What to produce
Across the following data, state how many lines include the word "this". Provide the number alone.

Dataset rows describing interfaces
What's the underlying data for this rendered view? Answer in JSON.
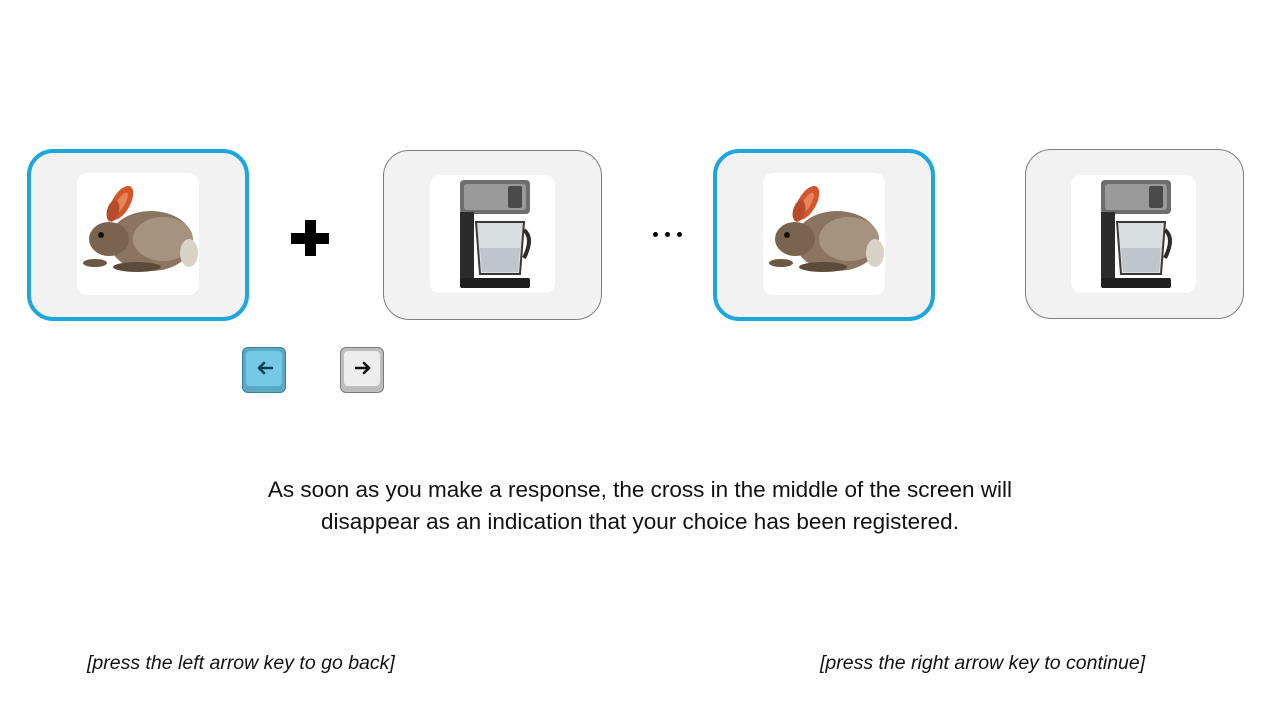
{
  "stimuli": [
    {
      "image": "rabbit",
      "selected": true
    },
    {
      "image": "coffee-maker",
      "selected": false
    },
    {
      "image": "rabbit",
      "selected": true
    },
    {
      "image": "coffee-maker",
      "selected": false
    }
  ],
  "fixation_symbol": "plus-icon",
  "sequence_separator": "ellipsis-icon",
  "keys": {
    "left": {
      "icon": "left-arrow-icon",
      "state": "pressed",
      "color": "#74c9e6"
    },
    "right": {
      "icon": "right-arrow-icon",
      "state": "idle",
      "color": "#ededed"
    }
  },
  "selection_color": "#1ca8dd",
  "instruction": {
    "line1": "As soon as you make a response, the cross in the middle of the screen will",
    "line2": "disappear as an indication that your choice has been registered."
  },
  "navigation": {
    "back": "[press the left arrow key to go back]",
    "forward": "[press the right arrow key to continue]"
  }
}
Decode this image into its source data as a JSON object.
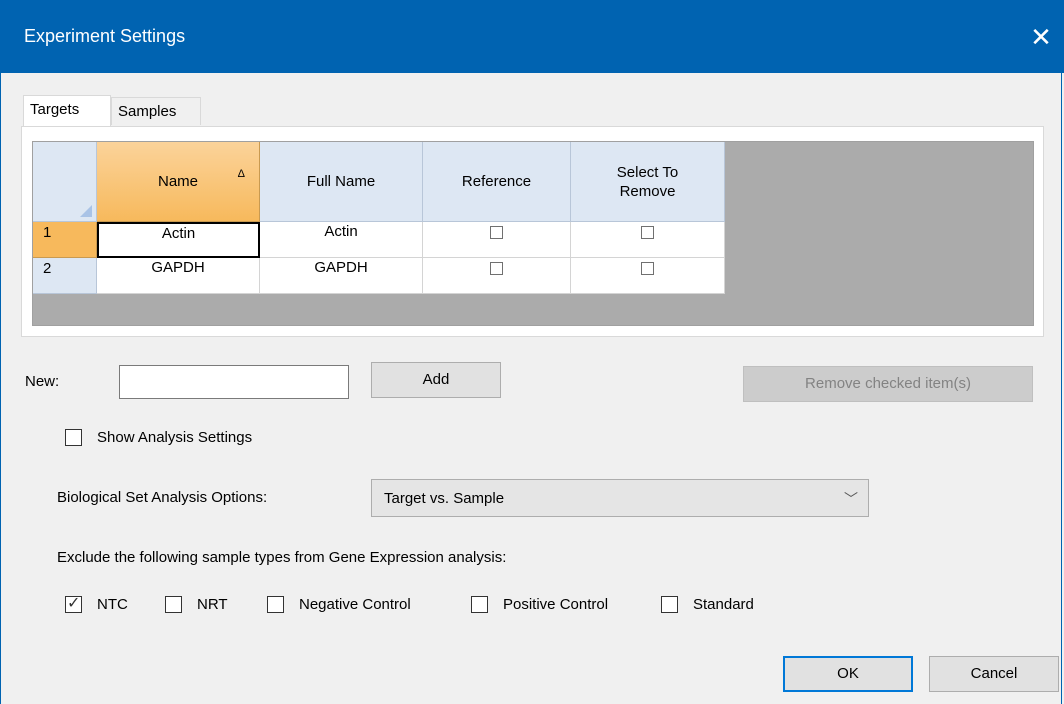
{
  "window": {
    "title": "Experiment Settings"
  },
  "tabs": [
    "Targets",
    "Samples"
  ],
  "grid": {
    "columns": [
      "Name",
      "Full Name",
      "Reference",
      "Select To\nRemove"
    ],
    "rows": [
      {
        "num": "1",
        "name": "Actin",
        "full_name": "Actin",
        "reference": false,
        "remove": false
      },
      {
        "num": "2",
        "name": "GAPDH",
        "full_name": "GAPDH",
        "reference": false,
        "remove": false
      }
    ],
    "sort_indicator": "Δ"
  },
  "new": {
    "label": "New:",
    "value": "",
    "add_label": "Add",
    "remove_label": "Remove checked item(s)"
  },
  "analysis": {
    "show_label": "Show Analysis Settings",
    "show_checked": false
  },
  "biological": {
    "label": "Biological Set Analysis Options:",
    "selected": "Target vs. Sample"
  },
  "exclude": {
    "label": "Exclude the following sample types from Gene Expression analysis:",
    "items": [
      {
        "label": "NTC",
        "checked": true
      },
      {
        "label": "NRT",
        "checked": false
      },
      {
        "label": "Negative Control",
        "checked": false
      },
      {
        "label": "Positive Control",
        "checked": false
      },
      {
        "label": "Standard",
        "checked": false
      }
    ]
  },
  "footer": {
    "ok_label": "OK",
    "cancel_label": "Cancel"
  }
}
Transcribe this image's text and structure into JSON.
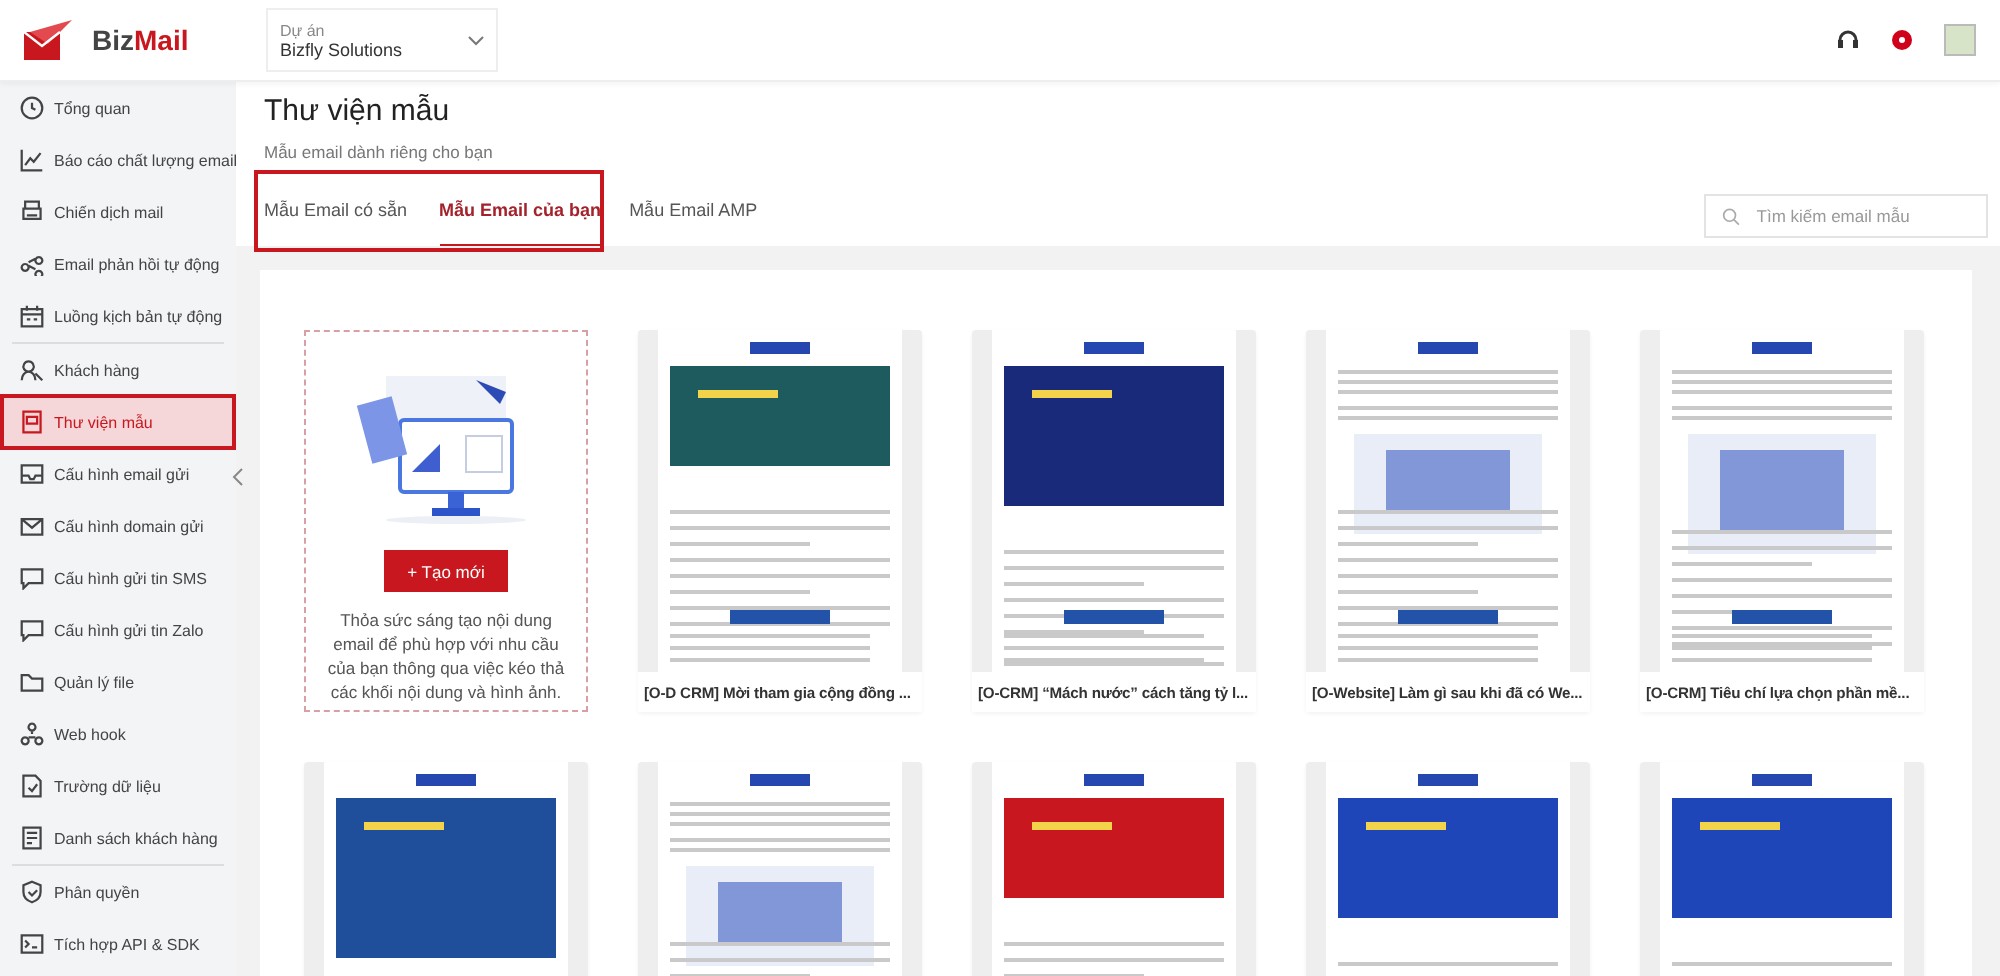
{
  "logo": {
    "first": "Biz",
    "second": "Mail"
  },
  "project_selector": {
    "label": "Dự án",
    "value": "Bizfly Solutions"
  },
  "header": {
    "notification": true
  },
  "sidebar": {
    "groups": [
      {
        "items": [
          {
            "label": "Tổng quan",
            "selected": false
          },
          {
            "label": "Báo cáo chất lượng email",
            "selected": false
          },
          {
            "label": "Chiến dịch mail",
            "selected": false
          },
          {
            "label": "Email phản hồi tự động",
            "selected": false
          },
          {
            "label": "Luồng kịch bản tự động",
            "selected": false
          }
        ]
      },
      {
        "items": [
          {
            "label": "Khách hàng",
            "selected": false
          },
          {
            "label": "Thư viện mẫu",
            "selected": true
          },
          {
            "label": "Cấu hình email gửi",
            "selected": false
          },
          {
            "label": "Cấu hình domain gửi",
            "selected": false
          },
          {
            "label": "Cấu hình gửi tin SMS",
            "selected": false
          },
          {
            "label": "Cấu hình gửi tin Zalo",
            "selected": false
          },
          {
            "label": "Quản lý file",
            "selected": false
          },
          {
            "label": "Web hook",
            "selected": false
          },
          {
            "label": "Trường dữ liệu",
            "selected": false
          },
          {
            "label": "Danh sách khách hàng",
            "selected": false
          }
        ]
      },
      {
        "items": [
          {
            "label": "Phân quyền",
            "selected": false
          },
          {
            "label": "Tích hợp API & SDK",
            "selected": false
          }
        ]
      }
    ]
  },
  "page": {
    "title": "Thư viện mẫu",
    "subtitle": "Mẫu email dành riêng cho bạn"
  },
  "tabs": [
    {
      "label": "Mẫu Email có sẵn",
      "selected": false
    },
    {
      "label": "Mẫu Email của bạn",
      "selected": true
    },
    {
      "label": "Mẫu Email AMP",
      "selected": false
    }
  ],
  "search": {
    "placeholder": "Tìm kiếm email mẫu"
  },
  "create_card": {
    "button": "+ Tạo mới",
    "description": "Thỏa sức sáng tạo nội dung email để phù hợp với nhu cầu của bạn thông qua việc kéo thả các khối nội dung và hình ảnh."
  },
  "templates": [
    {
      "title": "[O-D CRM] Mời tham gia cộng đồng ..."
    },
    {
      "title": "[O-CRM] “Mách nước” cách tăng tỷ l..."
    },
    {
      "title": "[O-Website] Làm gì sau khi đã có We..."
    },
    {
      "title": "[O-CRM] Tiêu chí lựa chọn phần mề..."
    }
  ]
}
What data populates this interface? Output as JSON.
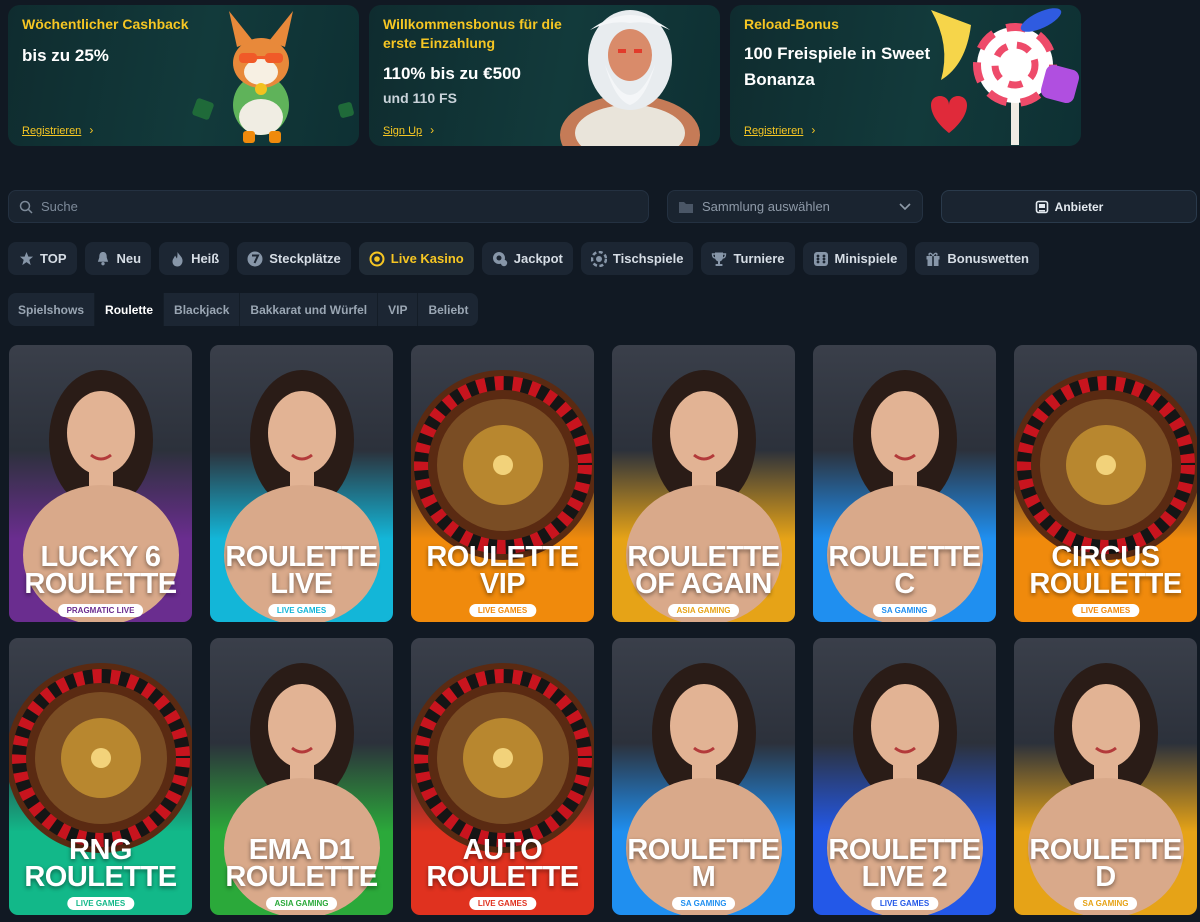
{
  "promos": [
    {
      "title": "Wöchentlicher Cashback",
      "headline": "bis zu 25%",
      "sub": "",
      "link": "Registrieren",
      "art": "corgi-mascot"
    },
    {
      "title": "Willkommensbonus für die erste Einzahlung",
      "headline": "110% bis zu €500",
      "sub": "und 110 FS",
      "link": "Sign Up",
      "art": "zeus-character"
    },
    {
      "title": "Reload-Bonus",
      "headline": "100 Freispiele in Sweet Bonanza",
      "sub": "",
      "link": "Registrieren",
      "art": "candy-lollipop"
    }
  ],
  "search": {
    "placeholder": "Suche"
  },
  "collection": {
    "placeholder": "Sammlung auswählen"
  },
  "provider": {
    "label": "Anbieter"
  },
  "categories": [
    {
      "label": "TOP",
      "icon": "star-icon"
    },
    {
      "label": "Neu",
      "icon": "bell-icon"
    },
    {
      "label": "Heiß",
      "icon": "flame-icon"
    },
    {
      "label": "Steckplätze",
      "icon": "seven-icon"
    },
    {
      "label": "Live Kasino",
      "icon": "live-chip-icon",
      "active": true
    },
    {
      "label": "Jackpot",
      "icon": "jackpot-icon"
    },
    {
      "label": "Tischspiele",
      "icon": "table-chip-icon"
    },
    {
      "label": "Turniere",
      "icon": "trophy-icon"
    },
    {
      "label": "Minispiele",
      "icon": "dice-icon"
    },
    {
      "label": "Bonuswetten",
      "icon": "gift-icon"
    }
  ],
  "subcategories": [
    {
      "label": "Spielshows"
    },
    {
      "label": "Roulette",
      "active": true
    },
    {
      "label": "Blackjack"
    },
    {
      "label": "Bakkarat und Würfel"
    },
    {
      "label": "VIP"
    },
    {
      "label": "Beliebt"
    }
  ],
  "games": [
    {
      "name": "LUCKY 6 ROULETTE",
      "provider": "PRAGMATIC LIVE",
      "color": "#6a2d8f",
      "subject": "dealer"
    },
    {
      "name": "ROULETTE LIVE",
      "provider": "LIVE GAMES",
      "color": "#13b6d8",
      "subject": "dealer"
    },
    {
      "name": "ROULETTE VIP",
      "provider": "LIVE GAMES",
      "color": "#f08a0c",
      "subject": "wheel"
    },
    {
      "name": "ROULETTE OF AGAIN",
      "provider": "ASIA GAMING",
      "color": "#e6a317",
      "subject": "dealer"
    },
    {
      "name": "ROULETTE C",
      "provider": "SA GAMING",
      "color": "#1f8ff0",
      "subject": "dealer"
    },
    {
      "name": "CIRCUS ROULETTE",
      "provider": "LIVE GAMES",
      "color": "#f08a0c",
      "subject": "wheel"
    },
    {
      "name": "RNG ROULETTE",
      "provider": "LIVE GAMES",
      "color": "#12b889",
      "subject": "wheel"
    },
    {
      "name": "EMA D1 ROULETTE",
      "provider": "ASIA GAMING",
      "color": "#2ba93a",
      "subject": "dealer"
    },
    {
      "name": "AUTO ROULETTE",
      "provider": "LIVE GAMES",
      "color": "#e0321f",
      "subject": "wheel"
    },
    {
      "name": "ROULETTE M",
      "provider": "SA GAMING",
      "color": "#1f8ff0",
      "subject": "dealer"
    },
    {
      "name": "ROULETTE LIVE 2",
      "provider": "LIVE GAMES",
      "color": "#2358e8",
      "subject": "dealer"
    },
    {
      "name": "ROULETTE D",
      "provider": "SA GAMING",
      "color": "#e6a317",
      "subject": "dealer"
    }
  ]
}
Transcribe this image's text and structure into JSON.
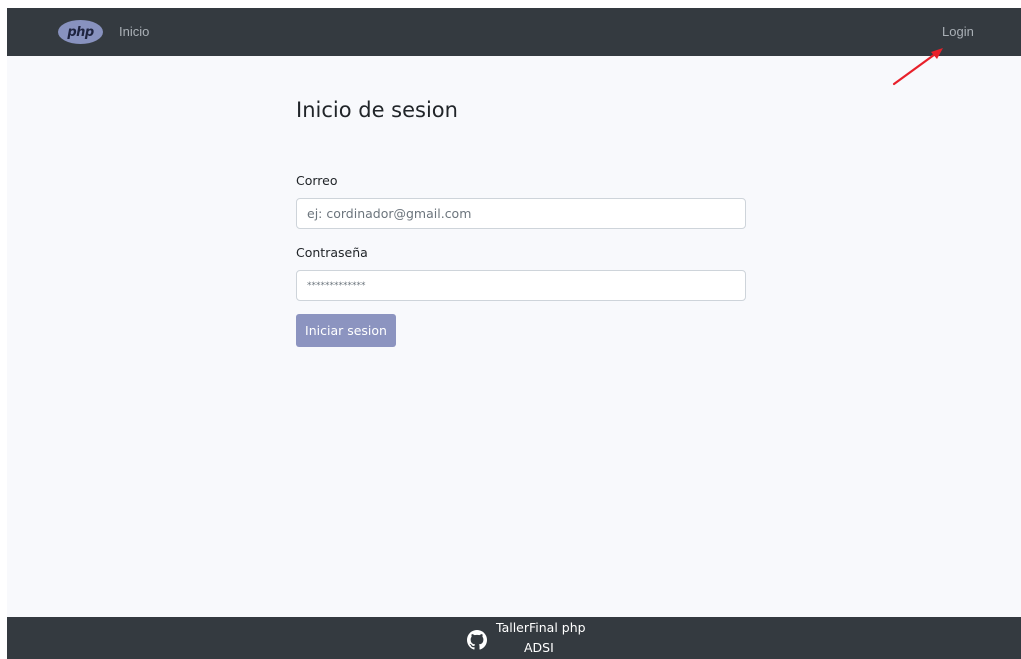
{
  "navbar": {
    "logo_text": "php",
    "home_label": "Inicio",
    "login_label": "Login"
  },
  "page": {
    "title": "Inicio de sesion"
  },
  "form": {
    "email_label": "Correo",
    "email_placeholder": "ej: cordinador@gmail.com",
    "password_label": "Contraseña",
    "password_placeholder": "*************",
    "submit_label": "Iniciar sesion"
  },
  "footer": {
    "title": "TallerFinal php",
    "subtitle": "ADSI",
    "icon": "github-icon"
  },
  "colors": {
    "navbar_bg": "#343a40",
    "page_bg": "#f8f9fc",
    "button_bg": "#8c94c0",
    "annotation_arrow": "#e8202a"
  }
}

Exercise answer
5